This project explores two major questions. First, given that resale possibilities exist, how do different auction formats perform in terms of revenue and economic efficiency? In particular, is one format preferable to another in the presence of resale? Second, how do resale possibilities affect bidding behavior in auctions and how do these possibilities affect the performance of a given auction format, both in terms of efficiency and in terms of the revenue? For instance, is resale advantageous to a seller, say a government, or should resale be discouraged or even banned?
Preliminary research on the first question shows that if a single object is being sold and resale is possible, then first-price sealed-bid auctions are superior in terms of revenue to open ascending auctions. This theoretical finding holds in situations in which bidders are asymmetric, an environment in which, absent resale, no general ranking of the two formats is available. From a methodological perspective, therefore, resale considerations make the analysis of asymmetric auctions---an area where general results are few---more tractable. The main objective of the first part of the project is to explore the extent to which this finding extends to other environments---more bidders, multiple objects and different information structures.

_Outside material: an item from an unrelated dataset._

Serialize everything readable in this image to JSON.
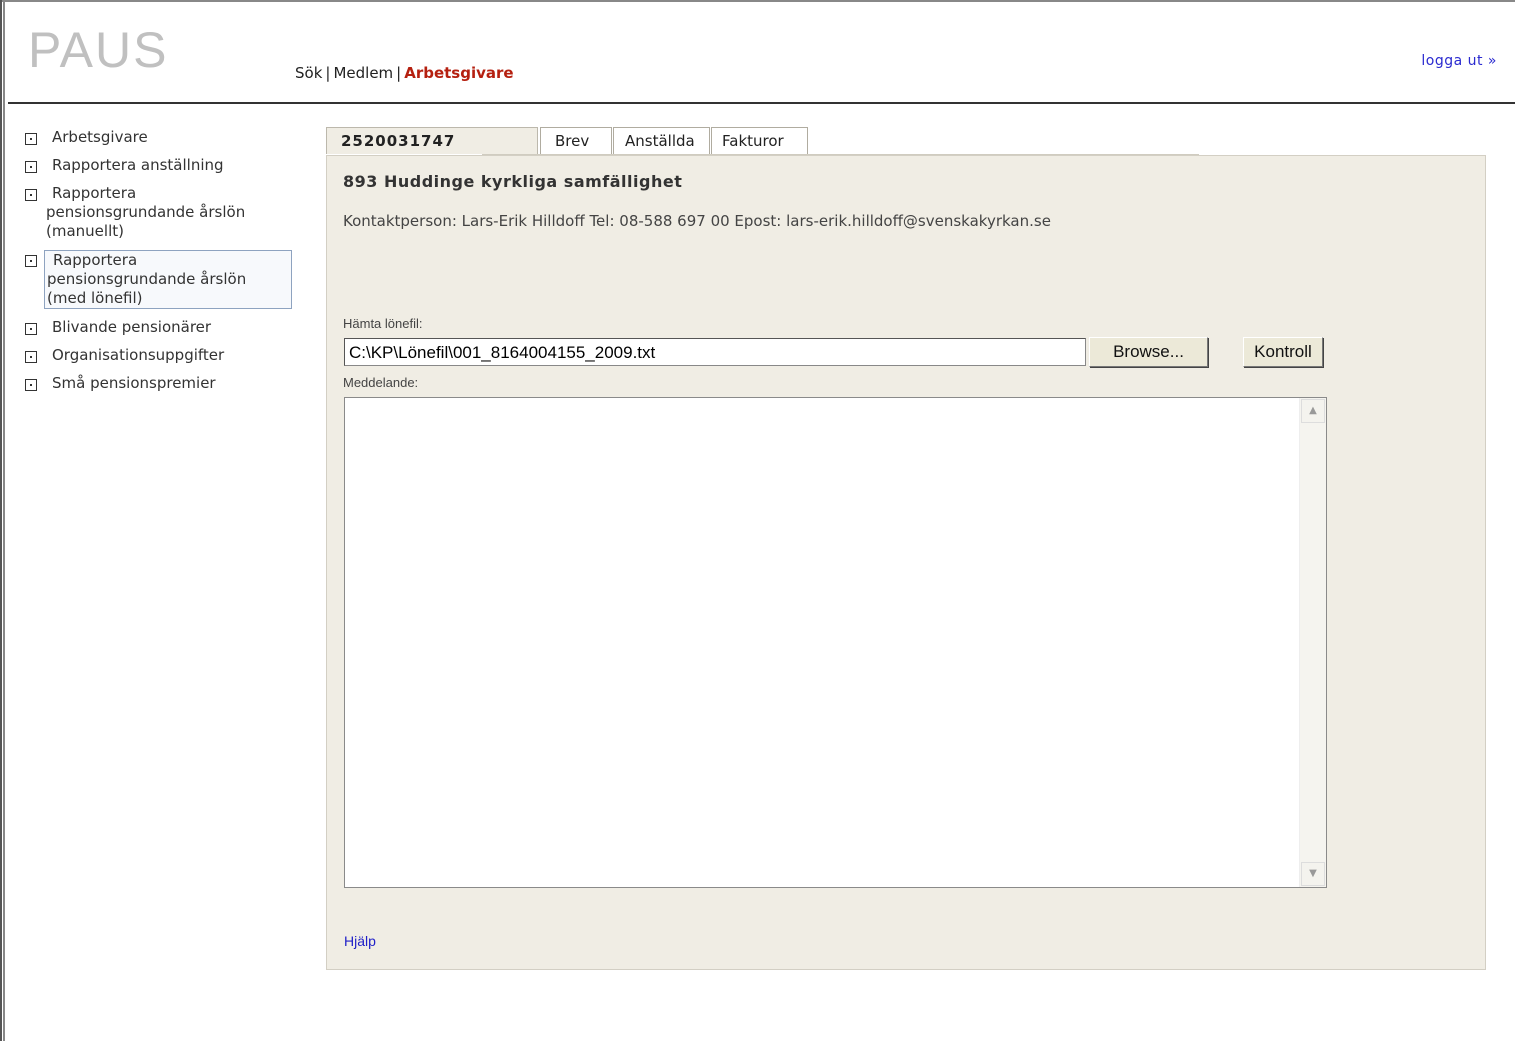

The second part of the project asks, in effect, whether resale restrictions---which, for instance, have been imposed by the FCC and other bodies---are beneficial from either a revenue or efficiency perspective. Preliminary research, again for asymmetric first-price auctions, suggests that resale actually increases revenues. Whether or not it increases social surplus, however, seems to depend on the degree of asymmetry. The main objective of this part of the project is to study the generality and robustness of these findings.
|Effective start/end date
|3/15/08 → 2/29/12
- National Science Foundation: $154,194.00